**WHAT YOU NEED TO DO**
All that is needed is every record, duplicated exactly.

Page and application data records
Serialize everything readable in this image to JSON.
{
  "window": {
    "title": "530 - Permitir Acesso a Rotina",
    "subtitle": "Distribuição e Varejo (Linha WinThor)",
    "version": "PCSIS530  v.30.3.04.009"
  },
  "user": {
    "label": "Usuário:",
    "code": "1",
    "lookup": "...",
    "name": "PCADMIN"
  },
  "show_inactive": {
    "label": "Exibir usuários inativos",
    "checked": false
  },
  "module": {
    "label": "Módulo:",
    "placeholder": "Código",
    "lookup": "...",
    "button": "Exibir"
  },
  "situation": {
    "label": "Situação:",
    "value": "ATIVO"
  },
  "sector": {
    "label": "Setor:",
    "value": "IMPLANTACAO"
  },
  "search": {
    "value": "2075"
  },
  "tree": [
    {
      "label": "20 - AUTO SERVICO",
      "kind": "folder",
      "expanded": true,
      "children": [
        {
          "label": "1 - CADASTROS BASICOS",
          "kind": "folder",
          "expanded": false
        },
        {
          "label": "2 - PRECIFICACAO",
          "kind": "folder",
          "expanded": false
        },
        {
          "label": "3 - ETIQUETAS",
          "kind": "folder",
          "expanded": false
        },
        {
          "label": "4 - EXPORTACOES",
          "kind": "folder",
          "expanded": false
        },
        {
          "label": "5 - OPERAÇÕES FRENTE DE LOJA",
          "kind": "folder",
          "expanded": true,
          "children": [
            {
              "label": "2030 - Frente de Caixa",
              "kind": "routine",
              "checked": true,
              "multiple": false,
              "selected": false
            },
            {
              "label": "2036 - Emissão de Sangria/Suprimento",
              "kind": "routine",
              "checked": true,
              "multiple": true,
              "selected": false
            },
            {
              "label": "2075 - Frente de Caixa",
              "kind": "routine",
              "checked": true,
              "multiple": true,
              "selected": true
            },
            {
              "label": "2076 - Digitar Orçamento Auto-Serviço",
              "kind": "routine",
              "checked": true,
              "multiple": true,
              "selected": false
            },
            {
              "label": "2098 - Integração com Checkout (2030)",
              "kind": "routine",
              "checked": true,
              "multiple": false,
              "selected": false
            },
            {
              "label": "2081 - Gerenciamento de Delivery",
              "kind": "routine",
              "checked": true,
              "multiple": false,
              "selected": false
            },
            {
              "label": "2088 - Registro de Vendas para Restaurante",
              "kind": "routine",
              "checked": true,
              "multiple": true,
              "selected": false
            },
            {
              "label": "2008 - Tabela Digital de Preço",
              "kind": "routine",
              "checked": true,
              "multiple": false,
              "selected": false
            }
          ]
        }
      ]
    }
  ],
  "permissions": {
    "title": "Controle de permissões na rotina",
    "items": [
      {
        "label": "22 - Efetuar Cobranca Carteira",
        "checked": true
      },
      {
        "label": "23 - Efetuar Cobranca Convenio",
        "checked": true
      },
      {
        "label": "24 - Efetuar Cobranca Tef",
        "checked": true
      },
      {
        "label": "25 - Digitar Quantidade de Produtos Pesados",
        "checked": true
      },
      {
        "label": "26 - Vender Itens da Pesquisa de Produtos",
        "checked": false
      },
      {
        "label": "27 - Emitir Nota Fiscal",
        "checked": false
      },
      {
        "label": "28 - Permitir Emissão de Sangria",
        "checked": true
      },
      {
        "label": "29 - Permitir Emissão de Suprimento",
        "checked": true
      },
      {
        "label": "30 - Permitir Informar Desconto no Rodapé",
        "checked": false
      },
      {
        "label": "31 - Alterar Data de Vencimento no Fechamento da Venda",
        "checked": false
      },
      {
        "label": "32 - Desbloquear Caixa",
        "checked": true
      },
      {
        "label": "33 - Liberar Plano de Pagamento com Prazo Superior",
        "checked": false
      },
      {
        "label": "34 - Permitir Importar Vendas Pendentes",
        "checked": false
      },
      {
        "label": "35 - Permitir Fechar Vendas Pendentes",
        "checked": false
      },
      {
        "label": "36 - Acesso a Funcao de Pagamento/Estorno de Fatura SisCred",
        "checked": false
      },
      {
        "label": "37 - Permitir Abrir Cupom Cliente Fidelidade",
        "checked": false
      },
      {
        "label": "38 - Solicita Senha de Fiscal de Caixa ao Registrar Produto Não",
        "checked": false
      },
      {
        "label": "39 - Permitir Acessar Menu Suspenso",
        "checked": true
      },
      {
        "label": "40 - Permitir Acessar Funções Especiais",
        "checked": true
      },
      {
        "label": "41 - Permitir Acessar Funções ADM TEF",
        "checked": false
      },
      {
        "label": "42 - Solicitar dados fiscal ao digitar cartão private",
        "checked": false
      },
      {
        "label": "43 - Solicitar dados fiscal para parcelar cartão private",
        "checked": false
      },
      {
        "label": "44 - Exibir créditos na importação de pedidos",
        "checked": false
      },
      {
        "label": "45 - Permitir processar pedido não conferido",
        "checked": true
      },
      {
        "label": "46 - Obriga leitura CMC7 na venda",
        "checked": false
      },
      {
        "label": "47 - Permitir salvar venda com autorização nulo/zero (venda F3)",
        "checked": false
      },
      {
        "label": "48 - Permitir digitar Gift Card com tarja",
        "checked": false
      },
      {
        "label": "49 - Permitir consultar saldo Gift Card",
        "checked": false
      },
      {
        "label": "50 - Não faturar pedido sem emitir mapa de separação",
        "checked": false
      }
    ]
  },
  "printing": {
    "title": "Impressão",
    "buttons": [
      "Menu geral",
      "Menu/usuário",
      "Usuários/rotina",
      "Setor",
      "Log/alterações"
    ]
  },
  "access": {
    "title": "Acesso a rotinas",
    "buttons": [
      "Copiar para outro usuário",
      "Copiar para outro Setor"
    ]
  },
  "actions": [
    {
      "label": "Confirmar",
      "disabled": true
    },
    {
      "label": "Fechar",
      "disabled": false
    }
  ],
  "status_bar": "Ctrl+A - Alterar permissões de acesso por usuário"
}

**ANSWER**
Serialize everything readable in this image to JSON.
{
  "window": {
    "title": "530 - Permitir Acesso a Rotina",
    "subtitle": "Distribuição e Varejo (Linha WinThor)",
    "version": "PCSIS530  v.30.3.04.009"
  },
  "user": {
    "label": "Usuário:",
    "code": "1",
    "lookup": "...",
    "name": "PCADMIN"
  },
  "show_inactive": {
    "label": "Exibir usuários inativos",
    "checked": false
  },
  "module": {
    "label": "Módulo:",
    "placeholder": "Código",
    "lookup": "...",
    "button": "Exibir"
  },
  "situation": {
    "label": "Situação:",
    "value": "ATIVO"
  },
  "sector": {
    "label": "Setor:",
    "value": "IMPLANTACAO"
  },
  "search": {
    "value": "2075"
  },
  "tree": [
    {
      "label": "20 - AUTO SERVICO",
      "kind": "folder",
      "expanded": true,
      "children": [
        {
          "label": "1 - CADASTROS BASICOS",
          "kind": "folder",
          "expanded": false
        },
        {
          "label": "2 - PRECIFICACAO",
          "kind": "folder",
          "expanded": false
        },
        {
          "label": "3 - ETIQUETAS",
          "kind": "folder",
          "expanded": false
        },
        {
          "label": "4 - EXPORTACOES",
          "kind": "folder",
          "expanded": false
        },
        {
          "label": "5 - OPERAÇÕES FRENTE DE LOJA",
          "kind": "folder",
          "expanded": true,
          "children": [
            {
              "label": "2030 - Frente de Caixa",
              "kind": "routine",
              "checked": true,
              "multiple": false,
              "selected": false
            },
            {
              "label": "2036 - Emissão de Sangria/Suprimento",
              "kind": "routine",
              "checked": true,
              "multiple": true,
              "selected": false
            },
            {
              "label": "2075 - Frente de Caixa",
              "kind": "routine",
              "checked": true,
              "multiple": true,
              "selected": true
            },
            {
              "label": "2076 - Digitar Orçamento Auto-Serviço",
              "kind": "routine",
              "checked": true,
              "multiple": true,
              "selected": false
            },
            {
              "label": "2098 - Integração com Checkout (2030)",
              "kind": "routine",
              "checked": true,
              "multiple": false,
              "selected": false
            },
            {
              "label": "2081 - Gerenciamento de Delivery",
              "kind": "routine",
              "checked": true,
              "multiple": false,
              "selected": false
            },
            {
              "label": "2088 - Registro de Vendas para Restaurante",
              "kind": "routine",
              "checked": true,
              "multiple": true,
              "selected": false
            },
            {
              "label": "2008 - Tabela Digital de Preço",
              "kind": "routine",
              "checked": true,
              "multiple": false,
              "selected": false
            }
          ]
        }
      ]
    }
  ],
  "permissions": {
    "title": "Controle de permissões na rotina",
    "items": [
      {
        "label": "22 - Efetuar Cobranca Carteira",
        "checked": true
      },
      {
        "label": "23 - Efetuar Cobranca Convenio",
        "checked": true
      },
      {
        "label": "24 - Efetuar Cobranca Tef",
        "checked": true
      },
      {
        "label": "25 - Digitar Quantidade de Produtos Pesados",
        "checked": true
      },
      {
        "label": "26 - Vender Itens da Pesquisa de Produtos",
        "checked": false
      },
      {
        "label": "27 - Emitir Nota Fiscal",
        "checked": false
      },
      {
        "label": "28 - Permitir Emissão de Sangria",
        "checked": true
      },
      {
        "label": "29 - Permitir Emissão de Suprimento",
        "checked": true
      },
      {
        "label": "30 - Permitir Informar Desconto no Rodapé",
        "checked": false
      },
      {
        "label": "31 - Alterar Data de Vencimento no Fechamento da Venda",
        "checked": false
      },
      {
        "label": "32 - Desbloquear Caixa",
        "checked": true
      },
      {
        "label": "33 - Liberar Plano de Pagamento com Prazo Superior",
        "checked": false
      },
      {
        "label": "34 - Permitir Importar Vendas Pendentes",
        "checked": false
      },
      {
        "label": "35 - Permitir Fechar Vendas Pendentes",
        "checked": false
      },
      {
        "label": "36 - Acesso a Funcao de Pagamento/Estorno de Fatura SisCred",
        "checked": false
      },
      {
        "label": "37 - Permitir Abrir Cupom Cliente Fidelidade",
        "checked": false
      },
      {
        "label": "38 - Solicita Senha de Fiscal de Caixa ao Registrar Produto Não",
        "checked": false
      },
      {
        "label": "39 - Permitir Acessar Menu Suspenso",
        "checked": true
      },
      {
        "label": "40 - Permitir Acessar Funções Especiais",
        "checked": true
      },
      {
        "label": "41 - Permitir Acessar Funções ADM TEF",
        "checked": false
      },
      {
        "label": "42 - Solicitar dados fiscal ao digitar cartão private",
        "checked": false
      },
      {
        "label": "43 - Solicitar dados fiscal para parcelar cartão private",
        "checked": false
      },
      {
        "label": "44 - Exibir créditos na importação de pedidos",
        "checked": false
      },
      {
        "label": "45 - Permitir processar pedido não conferido",
        "checked": true
      },
      {
        "label": "46 - Obriga leitura CMC7 na venda",
        "checked": false
      },
      {
        "label": "47 - Permitir salvar venda com autorização nulo/zero (venda F3)",
        "checked": false
      },
      {
        "label": "48 - Permitir digitar Gift Card com tarja",
        "checked": false
      },
      {
        "label": "49 - Permitir consultar saldo Gift Card",
        "checked": false
      },
      {
        "label": "50 - Não faturar pedido sem emitir mapa de separação",
        "checked": false
      }
    ]
  },
  "printing": {
    "title": "Impressão",
    "buttons": [
      "Menu geral",
      "Menu/usuário",
      "Usuários/rotina",
      "Setor",
      "Log/alterações"
    ]
  },
  "access": {
    "title": "Acesso a rotinas",
    "buttons": [
      "Copiar para outro usuário",
      "Copiar para outro Setor"
    ]
  },
  "actions": [
    {
      "label": "Confirmar",
      "disabled": true
    },
    {
      "label": "Fechar",
      "disabled": false
    }
  ],
  "status_bar": "Ctrl+A - Alterar permissões de acesso por usuário"
}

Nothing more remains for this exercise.